Stored dataset items:
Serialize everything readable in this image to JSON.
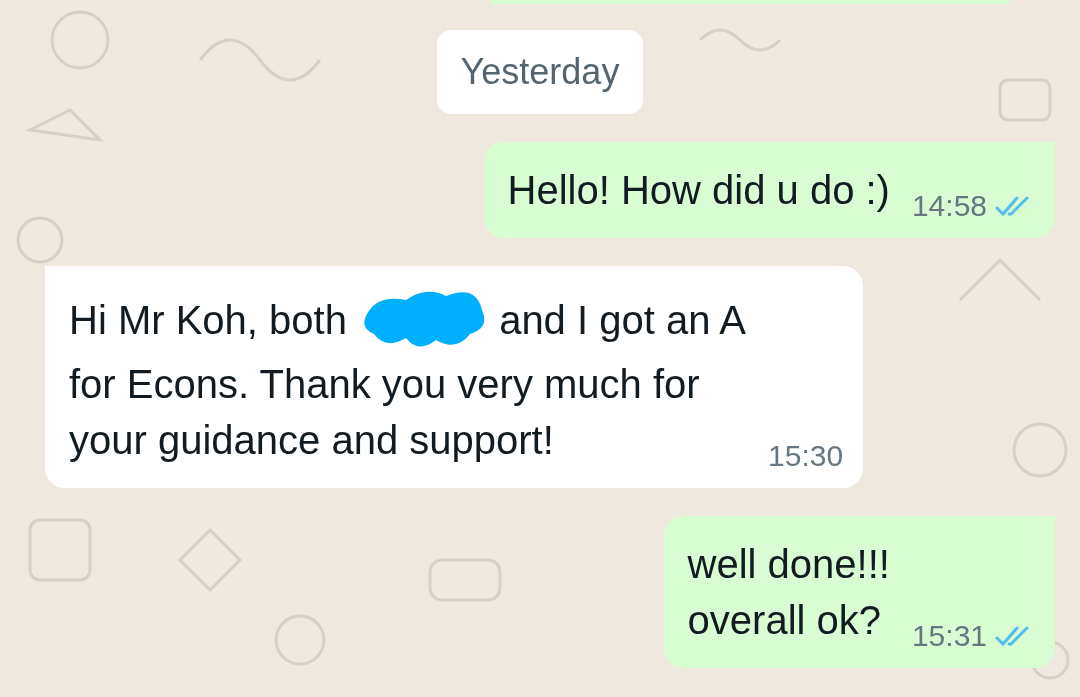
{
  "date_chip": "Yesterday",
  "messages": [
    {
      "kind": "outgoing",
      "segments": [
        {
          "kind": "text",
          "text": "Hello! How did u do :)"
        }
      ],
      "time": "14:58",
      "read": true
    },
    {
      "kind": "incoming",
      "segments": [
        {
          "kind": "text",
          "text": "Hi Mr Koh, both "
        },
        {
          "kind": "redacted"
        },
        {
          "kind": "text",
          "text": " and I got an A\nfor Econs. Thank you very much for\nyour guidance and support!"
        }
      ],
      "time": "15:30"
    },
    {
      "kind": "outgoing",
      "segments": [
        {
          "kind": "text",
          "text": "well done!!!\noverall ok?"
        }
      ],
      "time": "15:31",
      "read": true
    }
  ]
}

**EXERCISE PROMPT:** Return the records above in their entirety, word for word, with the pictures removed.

**OUTPUT FOR THIS TASK:**
Serialize everything readable in this image to JSON.
{
  "date_chip": "Yesterday",
  "messages": [
    {
      "kind": "outgoing",
      "segments": [
        {
          "kind": "text",
          "text": "Hello! How did u do :)"
        }
      ],
      "time": "14:58",
      "read": true
    },
    {
      "kind": "incoming",
      "segments": [
        {
          "kind": "text",
          "text": "Hi Mr Koh, both "
        },
        {
          "kind": "redacted"
        },
        {
          "kind": "text",
          "text": " and I got an A\nfor Econs. Thank you very much for\nyour guidance and support!"
        }
      ],
      "time": "15:30"
    },
    {
      "kind": "outgoing",
      "segments": [
        {
          "kind": "text",
          "text": "well done!!!\noverall ok?"
        }
      ],
      "time": "15:31",
      "read": true
    }
  ]
}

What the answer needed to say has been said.